Along with the many extraterrestrial mysteries and legends of New Mexico is the towering white building rising above concrete at Fort Sumner municipal airport.
With NASA painted on its sides and a crown of antennae and communication dishes, this mysterious building is closed to all but a select few.
More mysterious but open to all who wish to help research it is Fort Sumner Army Air Field (FSAAF), which was located at Fort Sumner municipal airport.
Was FSAAF only a glider school? How many men (and women) trained there during WWII? What type of training occurred? How many civilians did the field employ? What about the POW camp located on the field? What was the financial impact of the field upon the village of Fort Sumner and De Baca County? How many veterans are still alive to tell the tale?
As a volunteer research assistant at Silent Wings Museum in Lubbock, I discovered all these many mysteries but only a few teasing answers.
I visited Fort Sumner from Dec. 31, 2009, through Jan. 3, 2010, to research FSAAF. I had read a brief amount about FSAAF at Silent Wings Museum’s library. Before traveling to Fort Sumner, I contacted Steve Gamble, president of Eastern New Mexico University in Portales. I asked Dr. Gamble about any persons in Fort Sumner who could be of help in research on FSAAF. He directed me to Scot Stinnett of the De Baca County News.
Stinnett provided me with information as well as the names and emails of other persons in Fort Sumner who could help with his research. Former Fort Sumner native Dale Burge, now of Alamogordo, emailed me digital copies of the FSAAF yearbook when the field was a twin-engine training field.
I found much information on FSAAF in the now defunct Fort Sumner Leader newspaper. Richard Terrell of the Fort Sumner water department also took me on a tour of the municipal airport.
Denise Cones gave me a very large color map of FSAAF from WWII. Then, on New Year’s Day 2010 I had the pleasure of meeting and interviewing Bob Parsons in Roswell.
Parsons talked about the early days of aviation in Fort Sumner prior to the arrival of the U.S. Army Air Force (USAAF) in 1942 as well as his memories of the glider school.
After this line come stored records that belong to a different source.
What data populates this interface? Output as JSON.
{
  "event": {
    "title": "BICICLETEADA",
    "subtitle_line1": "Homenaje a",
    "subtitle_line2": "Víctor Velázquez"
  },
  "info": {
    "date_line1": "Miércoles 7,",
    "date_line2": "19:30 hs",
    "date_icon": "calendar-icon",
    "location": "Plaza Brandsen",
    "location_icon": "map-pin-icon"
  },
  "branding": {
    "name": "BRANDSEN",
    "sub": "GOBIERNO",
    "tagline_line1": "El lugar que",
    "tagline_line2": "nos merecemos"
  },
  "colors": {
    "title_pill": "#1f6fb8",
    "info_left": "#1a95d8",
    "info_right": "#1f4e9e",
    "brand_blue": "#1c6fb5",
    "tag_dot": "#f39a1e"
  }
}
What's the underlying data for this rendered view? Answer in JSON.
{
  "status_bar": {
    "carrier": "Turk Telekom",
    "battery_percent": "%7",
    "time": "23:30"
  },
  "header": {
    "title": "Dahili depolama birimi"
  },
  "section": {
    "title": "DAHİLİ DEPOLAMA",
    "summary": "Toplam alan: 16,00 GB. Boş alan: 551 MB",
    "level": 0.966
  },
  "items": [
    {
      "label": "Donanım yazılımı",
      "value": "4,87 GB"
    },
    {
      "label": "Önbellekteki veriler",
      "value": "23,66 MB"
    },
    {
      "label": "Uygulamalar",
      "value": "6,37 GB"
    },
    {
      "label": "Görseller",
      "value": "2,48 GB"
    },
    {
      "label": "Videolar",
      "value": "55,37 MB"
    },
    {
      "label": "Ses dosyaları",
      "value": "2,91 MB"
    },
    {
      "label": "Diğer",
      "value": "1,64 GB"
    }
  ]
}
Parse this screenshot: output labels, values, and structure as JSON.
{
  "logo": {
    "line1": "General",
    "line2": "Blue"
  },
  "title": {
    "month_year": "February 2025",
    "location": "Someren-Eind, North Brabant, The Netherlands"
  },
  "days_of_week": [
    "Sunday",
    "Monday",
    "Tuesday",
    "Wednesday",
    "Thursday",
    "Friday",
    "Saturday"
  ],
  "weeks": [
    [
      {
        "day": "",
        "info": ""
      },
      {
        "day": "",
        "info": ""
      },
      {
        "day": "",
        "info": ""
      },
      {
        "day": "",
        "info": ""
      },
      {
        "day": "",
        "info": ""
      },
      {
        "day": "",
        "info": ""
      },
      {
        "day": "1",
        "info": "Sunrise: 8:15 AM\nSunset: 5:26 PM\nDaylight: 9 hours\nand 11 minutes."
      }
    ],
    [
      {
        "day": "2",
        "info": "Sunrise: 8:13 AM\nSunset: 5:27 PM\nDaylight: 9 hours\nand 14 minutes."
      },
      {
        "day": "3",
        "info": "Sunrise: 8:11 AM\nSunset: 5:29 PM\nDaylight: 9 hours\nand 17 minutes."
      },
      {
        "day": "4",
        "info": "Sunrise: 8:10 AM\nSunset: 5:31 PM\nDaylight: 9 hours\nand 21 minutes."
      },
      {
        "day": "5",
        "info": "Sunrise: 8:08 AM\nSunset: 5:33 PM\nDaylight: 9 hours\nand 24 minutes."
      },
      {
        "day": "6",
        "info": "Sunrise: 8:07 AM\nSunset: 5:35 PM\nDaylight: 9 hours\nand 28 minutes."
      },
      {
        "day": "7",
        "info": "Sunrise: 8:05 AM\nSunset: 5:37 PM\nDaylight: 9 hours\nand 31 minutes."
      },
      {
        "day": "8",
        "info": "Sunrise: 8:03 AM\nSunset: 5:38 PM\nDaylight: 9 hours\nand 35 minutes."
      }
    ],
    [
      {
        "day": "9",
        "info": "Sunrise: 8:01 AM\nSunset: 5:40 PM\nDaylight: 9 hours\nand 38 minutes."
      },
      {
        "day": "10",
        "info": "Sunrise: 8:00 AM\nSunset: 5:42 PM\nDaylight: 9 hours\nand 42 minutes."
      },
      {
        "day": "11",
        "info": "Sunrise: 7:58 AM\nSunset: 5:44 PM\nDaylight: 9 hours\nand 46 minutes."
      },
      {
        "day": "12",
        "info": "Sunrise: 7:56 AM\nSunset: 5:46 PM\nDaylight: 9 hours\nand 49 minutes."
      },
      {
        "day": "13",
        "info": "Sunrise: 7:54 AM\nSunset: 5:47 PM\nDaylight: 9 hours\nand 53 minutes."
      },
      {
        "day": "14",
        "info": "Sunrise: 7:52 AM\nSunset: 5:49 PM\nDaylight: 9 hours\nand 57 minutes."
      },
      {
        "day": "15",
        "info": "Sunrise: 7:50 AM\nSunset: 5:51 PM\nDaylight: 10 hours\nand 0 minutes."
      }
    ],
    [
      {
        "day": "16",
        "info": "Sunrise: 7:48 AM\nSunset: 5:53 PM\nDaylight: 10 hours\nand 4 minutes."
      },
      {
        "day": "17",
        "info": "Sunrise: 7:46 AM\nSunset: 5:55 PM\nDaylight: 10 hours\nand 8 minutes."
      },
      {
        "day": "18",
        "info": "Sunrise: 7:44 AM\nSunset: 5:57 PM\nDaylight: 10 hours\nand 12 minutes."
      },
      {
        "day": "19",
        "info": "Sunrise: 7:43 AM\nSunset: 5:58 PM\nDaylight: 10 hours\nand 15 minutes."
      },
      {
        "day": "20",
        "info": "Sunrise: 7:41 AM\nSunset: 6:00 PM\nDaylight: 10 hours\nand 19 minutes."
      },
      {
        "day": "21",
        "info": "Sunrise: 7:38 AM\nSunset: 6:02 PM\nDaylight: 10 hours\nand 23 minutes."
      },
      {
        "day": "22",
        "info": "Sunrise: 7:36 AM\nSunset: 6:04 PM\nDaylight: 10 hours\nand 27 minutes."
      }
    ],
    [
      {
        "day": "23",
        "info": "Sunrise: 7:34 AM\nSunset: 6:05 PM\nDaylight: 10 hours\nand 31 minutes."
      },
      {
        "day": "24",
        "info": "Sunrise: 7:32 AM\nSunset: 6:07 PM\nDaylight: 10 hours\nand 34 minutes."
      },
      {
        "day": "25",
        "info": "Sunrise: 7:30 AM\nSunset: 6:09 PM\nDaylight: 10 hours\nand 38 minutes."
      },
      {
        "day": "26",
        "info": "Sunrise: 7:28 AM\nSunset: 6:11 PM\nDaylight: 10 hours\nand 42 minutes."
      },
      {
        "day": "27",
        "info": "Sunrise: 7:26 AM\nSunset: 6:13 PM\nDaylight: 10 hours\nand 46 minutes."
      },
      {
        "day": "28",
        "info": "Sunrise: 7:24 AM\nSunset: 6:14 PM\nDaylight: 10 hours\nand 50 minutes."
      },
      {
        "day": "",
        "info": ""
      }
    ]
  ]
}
Finally on Jan. 2, I went to the Fort Sumner municipal library and reviewed a very large stack of paper and photos donated by Mary Ann West in 1994.
After all this preliminary research and after talking with West on the phone, it was clear to me that a very large amount of data existed on FSAAF but no real, cohesive analysis and history of FSAAF.
Two things were certain to me after his visit: One, the former field and its hangar and two warehouses were in very good condition; and two, there are plenty of highly-motivated people in Fort Sumner and the surrounding area who want to have these many mysteries solved.
In an email to the people of Fort Sumner sent after my visit, I outlined my plan for continuing research on the air field and my challenge to Fort Sumner residents to rebuild the wood hangar and turn it into a first-class WWII museum.
In addition to the indoor museum exhibits, photos, uniforms, and archival material, I also want to see an outdoor walking trail for visitors from one side of FSAAF to another with plaques and markers which will give information about each area of the field. I borrowed this idea from the layout of many of the landing zones and battlefields of Normandy, France. I have researched the D-Day campaign considerably on my five trips to Normandy.
The French D-Day museums place numerous plaques, markers, signs, and photo displays at the many landing zones, drop zones, and battlefields which give the visitors considerable information about the action at that site.
No doubt a very large source of economic impact for Fort Sumner during WWII (at least into the hundreds of thousands of dollars annually) FSAAF could once again be a large source of economic revenue for Fort Sumner — this time as an FSAAF Museum. Such a museum would tell the story of the early days of aviation in New Mexico, the creation of the municipal airport, the conversion of the CCC camp into FSAAF glider school, and the conversion of the glider school into a twin-engine training field.
The scope of the museum would cover the economic impact of FSAAF on the village of Fort Sumner, the civilian contractors and workers who benefited from and worked for FSAAF, the many aspects of training and the POW camp. An FSAAF Museum would also tell the post-WWII story of the dismantling and disbursement of the many barracks and buildings and of NASA’s eventual interest in the former air field grounds for scientific research and balloon launches.
I have challenged Fort Sumner to open just such a museum by September 2012.
I will be working through email and phone calls with several persons in Fort Sumner regarding this research and I plan to return to Fort Sumner in July for more direct research and possibly a presentation to the Fort Sumner Lions Club and chamber of commerce.
I want to remind everyone of the WWII National Glider Pilot’s reunion in October in Oklahoma City, Okla.
I hope to help Fort Sumner organizes an FSAAF WWII veteran’s reunion to coincide with the opening of FSAAF Museum.
If you have any information which can help me and the village of Fort Sumner in our research, please contact me at the email address or phone number below.
— Submitted by John W. McCullough, a graduate student of history at Texas Tech University in Lubbock. Contact him at